  1. ^ "State Symbols". West Virginia Legislature. Retrieved 2011-09-02. . Selected as West Virginia's official State Animal by a poll of students, teachers and sportsmen conducted by the WV Division of Natural Resources in 1954-1955. It was officially adopted by the State Legislature during the 1973 Regular Session with the approval of House Concurrent Resolution 6.
  2. ^ "Big Game Bulletin - 2010" (PDF). West Virginia Department of Natural Resources. p. 21. Retrieved 2011-08-01. 
  3. ^ “Efforts to restore wolves to the northeastern United States have been confounded by a new taxonomic proposal: that the wolf historically inhabiting this region was not, as previously thought, a subspecies of gray wolf commonly called the eastern timber wolf (Canis lupus lycaon), but rather a separate species closely related to the red wolf (Canis rufus) of the southeast United States. This hypothesis raises numerous biological, legal, policy, and management questions about potential wolf restoration.” From: Fascione Nina, Lisa G.L. Osborn, Stephen R. Kendrot, and Paul C. Paquet (July/August 2001), “Canis soupus: eastern wolf genetics and its implications for wolf recovery in the Northeast United States” on BNET.
  4. ^ Brooks, Fred E. (1911), "The Mammals of West Virginia", W. Va. State Bd. of Agr. Quarterly Report; 20; 9-30.
  5. ^ Deurbrouck, Jo (2007), Stalked by a Mountain Lion: Fear, Fact, and the Uncertain Future of Cougars in America, Globe Pequot, pg 93.
  6. ^ Kellog, Remington (1937), ‘’Annotated list of West Virginia Mammals’’, Proc. U.S. Nat. Museum, 84:443-479.
  7. ^ This does not include an incident in the 1960s or ‘70s in Pocahontas County: According to WVDNR District Biologist Ray Knotts, two mountain lions were sighted. One was killed and one was captured. It was determined that the two large cats were “quite friendly” and had been raised in captivity.
  8. ^ USF&WS (March 2, 2011), “U.S. Fish and Wildlife Service Concludes Eastern Cougar Extinct” [Press release].
  9. ^ Compton, Mildreth Hutson, "Trails of Our Hutson Heritage", In: Hutson, Rex (1996), John Hutson and Some Descendants, Delaware, Ohio: Mid-Ohio Printing, pg 22.
  10. ^ a b Maxwell, Hu (1898). The History of Randolph County, West Virginia, From its Earliest Settlement to the Present, The Acme Publishing Company, Morgantown, W.Va. (Reprinted, McClain Printing Company, Parsons, W.Va., 1961). p. 300. 
  11. ^ "Elk Restoration and Management Options for Southwest Virginia" (PDF). Virginia Department of Game and Inland Fisheries. 2010. p. 45. Retrieved 2011-08-01. 
  12. ^ "Draft: West Virginia Elk Management Plan, 2011-2015" (PDF). West Virginia Department of Natural Resources.
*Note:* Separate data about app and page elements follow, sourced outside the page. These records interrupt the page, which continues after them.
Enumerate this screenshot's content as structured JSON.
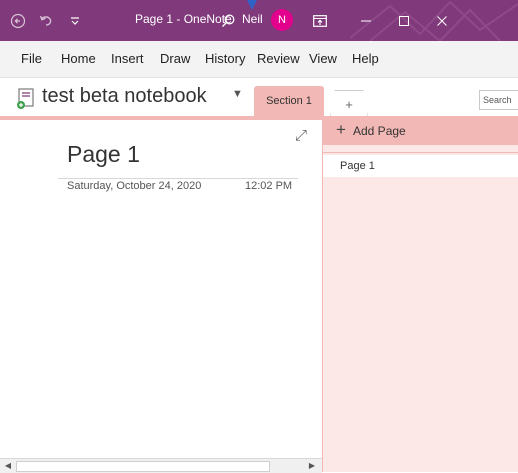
{
  "titlebar": {
    "title": "Page 1  -  OneNote",
    "user_name": "Neil",
    "avatar_initial": "N",
    "background": "#80397b",
    "avatar_color": "#e3008c",
    "icons": [
      "back-icon",
      "undo-icon",
      "quick-access-dropdown-icon",
      "search-icon",
      "ribbon-display-icon",
      "minimize-icon",
      "maximize-icon",
      "close-icon"
    ]
  },
  "menu": {
    "items": [
      "File",
      "Home",
      "Insert",
      "Draw",
      "History",
      "Review",
      "View",
      "Help"
    ]
  },
  "notebook": {
    "name": "test beta notebook",
    "section_tab": "Section 1",
    "add_section": "+",
    "search_placeholder": "Search",
    "section_color": "#f2b8b5"
  },
  "page": {
    "title": "Page 1",
    "date": "Saturday, October 24, 2020",
    "time": "12:02 PM"
  },
  "pages_panel": {
    "add_page_label": "Add Page",
    "pages": [
      "Page 1"
    ],
    "background": "#fce8e7"
  }
}
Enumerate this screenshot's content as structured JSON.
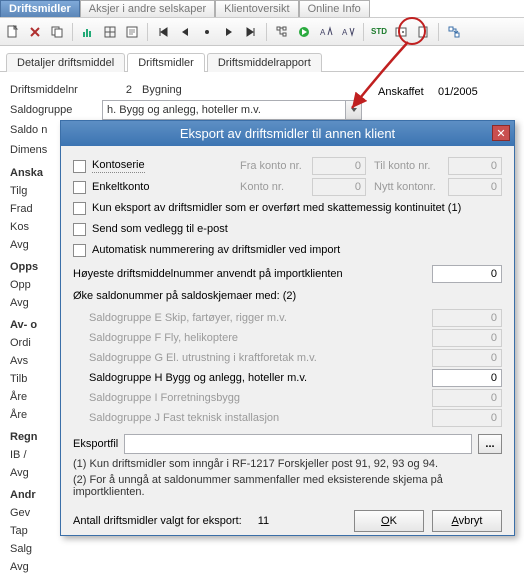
{
  "topnav": {
    "tabs": [
      "Driftsmidler",
      "Aksjer i andre selskaper",
      "Klientoversikt",
      "Online Info"
    ],
    "active": 0
  },
  "formtabs": {
    "tabs": [
      "Detaljer driftsmiddel",
      "Driftsmidler",
      "Driftsmiddelrapport"
    ],
    "active": 1
  },
  "form": {
    "labels": {
      "driftsmiddelnr": "Driftsmiddelnr",
      "saldogruppe": "Saldogruppe",
      "saldo": "Saldo n",
      "dimens": "Dimens"
    },
    "driftsmiddelnr": "2",
    "bygning": "Bygning",
    "saldogruppe": "h. Bygg og anlegg, hoteller m.v.",
    "anskaffet_label": "Anskaffet",
    "anskaffet_value": "01/2005"
  },
  "side_labels": {
    "groups": [
      {
        "hdr": "Anska",
        "items": [
          "Tilg",
          "Frad",
          "Kos",
          "Avg"
        ]
      },
      {
        "hdr": "Opps",
        "items": [
          "Opp",
          "Avg"
        ]
      },
      {
        "hdr": "Av- o",
        "items": [
          "Ordi",
          "Avs",
          "Tilb",
          "Åre",
          "Åre"
        ]
      },
      {
        "hdr": "Regn",
        "items": [
          "IB /",
          "Avg"
        ]
      },
      {
        "hdr": "Andr",
        "items": [
          "Gev",
          "Tap",
          "Salg",
          "Avg"
        ]
      }
    ]
  },
  "modal": {
    "title": "Eksport av driftsmidler til annen klient",
    "checks": {
      "kontoserie": "Kontoserie",
      "enkeltkonto": "Enkeltkonto",
      "kun_eksport": "Kun eksport av driftsmidler som er overført med skattemessig kontinuitet (1)",
      "send_vedlegg": "Send som vedlegg til e-post",
      "auto_num": "Automatisk nummerering av driftsmidler ved import"
    },
    "inline": {
      "fra_konto": "Fra konto nr.",
      "til_konto": "Til konto nr.",
      "konto_nr": "Konto nr.",
      "nytt_konto": "Nytt kontonr.",
      "zero": "0"
    },
    "hoyeste": "Høyeste driftsmiddelnummer anvendt på importklienten",
    "hoyeste_val": "0",
    "oke": "Øke saldonummer på saldoskjemaer med: (2)",
    "groups": [
      {
        "label": "Saldogruppe E Skip, fartøyer, rigger m.v.",
        "val": "0",
        "enabled": false
      },
      {
        "label": "Saldogruppe F Fly, helikoptere",
        "val": "0",
        "enabled": false
      },
      {
        "label": "Saldogruppe G El. utrustning i kraftforetak m.v.",
        "val": "0",
        "enabled": false
      },
      {
        "label": "Saldogruppe H Bygg og anlegg, hoteller m.v.",
        "val": "0",
        "enabled": true
      },
      {
        "label": "Saldogruppe I Forretningsbygg",
        "val": "0",
        "enabled": false
      },
      {
        "label": "Saldogruppe J Fast teknisk installasjon",
        "val": "0",
        "enabled": false
      }
    ],
    "eksportfil_label": "Eksportfil",
    "browse": "...",
    "note1": "(1) Kun driftsmidler som inngår i RF-1217 Forskjeller post 91, 92, 93 og 94.",
    "note2": "(2) For å unngå at saldonummer sammenfaller med eksisterende skjema på importklienten.",
    "antall_label": "Antall driftsmidler valgt for eksport:",
    "antall_value": "11",
    "ok_u": "O",
    "ok_rest": "K",
    "avbryt_u": "A",
    "avbryt_rest": "vbryt"
  }
}
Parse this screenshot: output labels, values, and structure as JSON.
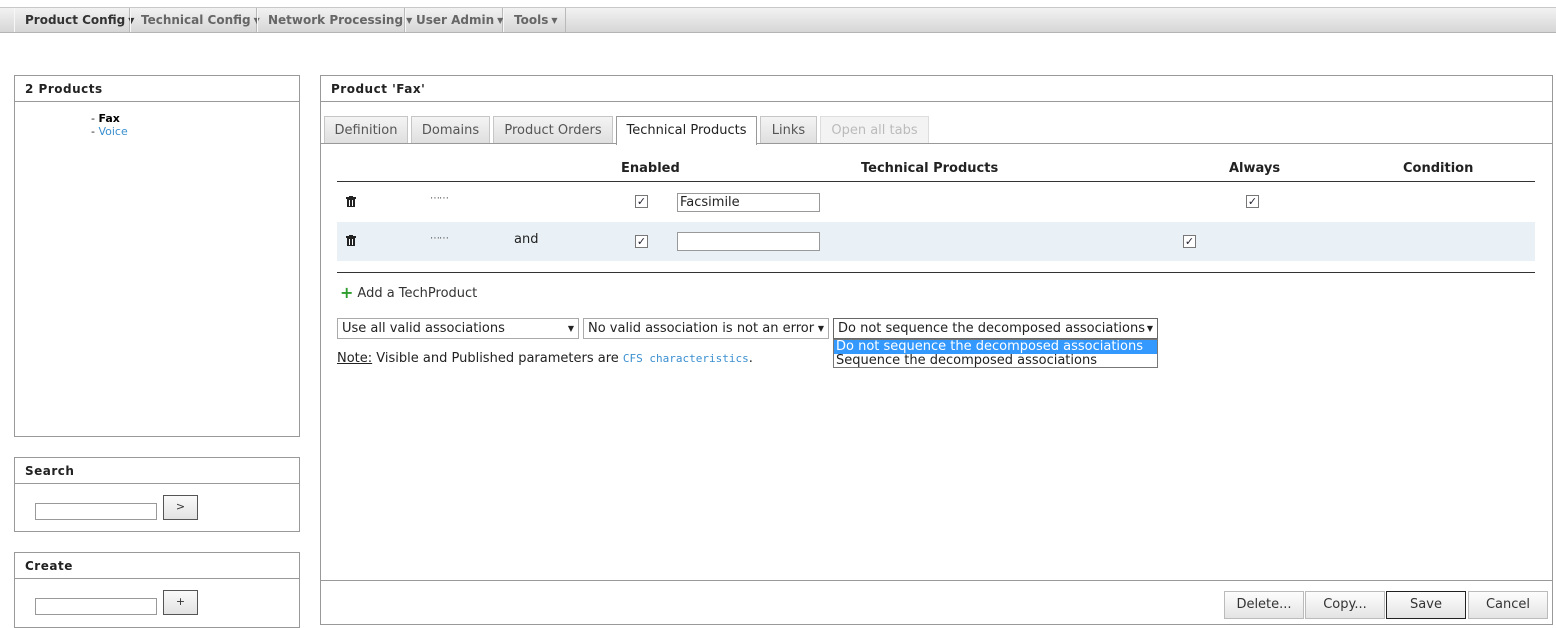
{
  "menu": [
    {
      "label": "Product Config",
      "active": true
    },
    {
      "label": "Technical Config"
    },
    {
      "label": "Network Processing"
    },
    {
      "label": "User Admin"
    },
    {
      "label": "Tools"
    }
  ],
  "products_panel": {
    "title": "2 Products",
    "items": [
      {
        "label": "Fax",
        "selected": true
      },
      {
        "label": "Voice"
      }
    ]
  },
  "search_panel": {
    "title": "Search",
    "input_value": "",
    "button_label": ">"
  },
  "create_panel": {
    "title": "Create",
    "input_value": "",
    "button_label": "+"
  },
  "product": {
    "title": "Product 'Fax'",
    "tabs": [
      {
        "label": "Definition"
      },
      {
        "label": "Domains"
      },
      {
        "label": "Product Orders"
      },
      {
        "label": "Technical Products",
        "active": true
      },
      {
        "label": "Links"
      },
      {
        "label": "Open all tabs",
        "disabled": true
      }
    ],
    "table": {
      "headers": {
        "enabled": "Enabled",
        "technical_products": "Technical Products",
        "always": "Always",
        "condition": "Condition"
      },
      "rows": [
        {
          "prefix": "",
          "enabled": true,
          "product": "Facsimile",
          "always": true
        },
        {
          "prefix": "and",
          "enabled": true,
          "product": "",
          "always": true
        }
      ]
    },
    "add_label": "Add a TechProduct",
    "selects": [
      {
        "value": "Use all valid associations"
      },
      {
        "value": "No valid association is not an error"
      },
      {
        "value": "Do not sequence the decomposed associations"
      }
    ],
    "dropdown_options": [
      "Do not sequence the decomposed associations",
      "Sequence the decomposed associations"
    ],
    "note": {
      "label": "Note:",
      "text_before": " Visible and Published parameters are ",
      "link": "CFS characteristics",
      "text_after": "."
    },
    "buttons": {
      "delete": "Delete...",
      "copy": "Copy...",
      "save": "Save",
      "cancel": "Cancel"
    }
  },
  "colors": {
    "link": "#3a8fd0",
    "highlight": "#3399ff",
    "row_alt": "#e9f1f6",
    "add_icon": "#2e9c2e"
  }
}
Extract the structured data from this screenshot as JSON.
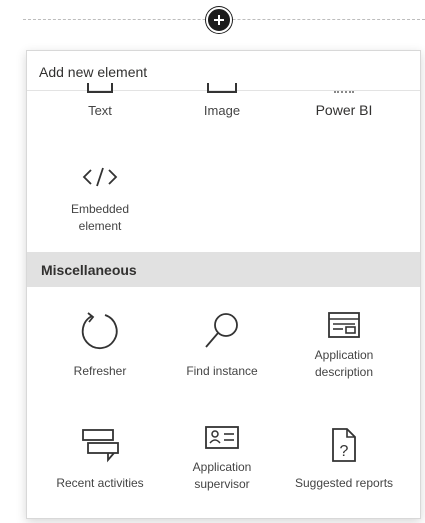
{
  "panel": {
    "title": "Add new element"
  },
  "top_items": [
    {
      "label": "Text",
      "icon": "text-icon"
    },
    {
      "label": "Image",
      "icon": "image-icon"
    },
    {
      "label": "Power BI",
      "icon": "power-bi-icon"
    }
  ],
  "embedded": {
    "label": "Embedded element",
    "icon": "code-icon"
  },
  "misc": {
    "title": "Miscellaneous",
    "items": [
      {
        "label": "Refresher",
        "icon": "refresh-icon"
      },
      {
        "label": "Find instance",
        "icon": "search-icon"
      },
      {
        "label": "Application description",
        "icon": "application-description-icon"
      },
      {
        "label": "Recent activities",
        "icon": "chat-icon"
      },
      {
        "label": "Application supervisor",
        "icon": "contact-card-icon"
      },
      {
        "label": "Suggested reports",
        "icon": "document-question-icon"
      }
    ]
  }
}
Retrieved 2011-07-31. 
  13. ^ Trefethen, James B., “The Return of the White-tailed Deer”; American Heritage, February 1970; Volume 21, Issue 2.
  14. ^ Lesser, Walter A. and Jack I. Cromer, Unpublished MS: Historical Review of Wildlife Management in Canaan Valley and Surrounding Area Archived 11 September 2011 at the Wayback Machine., West Virginia Division of Natural Resources.
  15. ^ Lesser and Cromer, Op. cit.
  16. ^ Swank, W. A. 1948. Beaver Ecology and Management in West Virginia. Final Report P-R Project W-16-R. Conservation Commission of West Virginia, Charleston, West Virginia. 70 pp.
  17. ^ Clarkson, Roy B. (1964), Tumult on the Mountains: Lumbering in West Virginia 1770-1920; Line drawings by William A. Lunk; Parsons, West Virginia; McClain Printing Company, pg 12.
  18. ^ Allen, T. J. 1997. River Otter Translocation and Status. Final Report, P-R Project W-48-R-13. West Virginia Division of Natural Resources. Charleston, West Virginia. 10pp.
  19. ^ Garton, E. Ray (2012), “Fauna of the Ice Age”, Wonderful West Virginia, pp 11-13 (January issue).

Other sources[edit]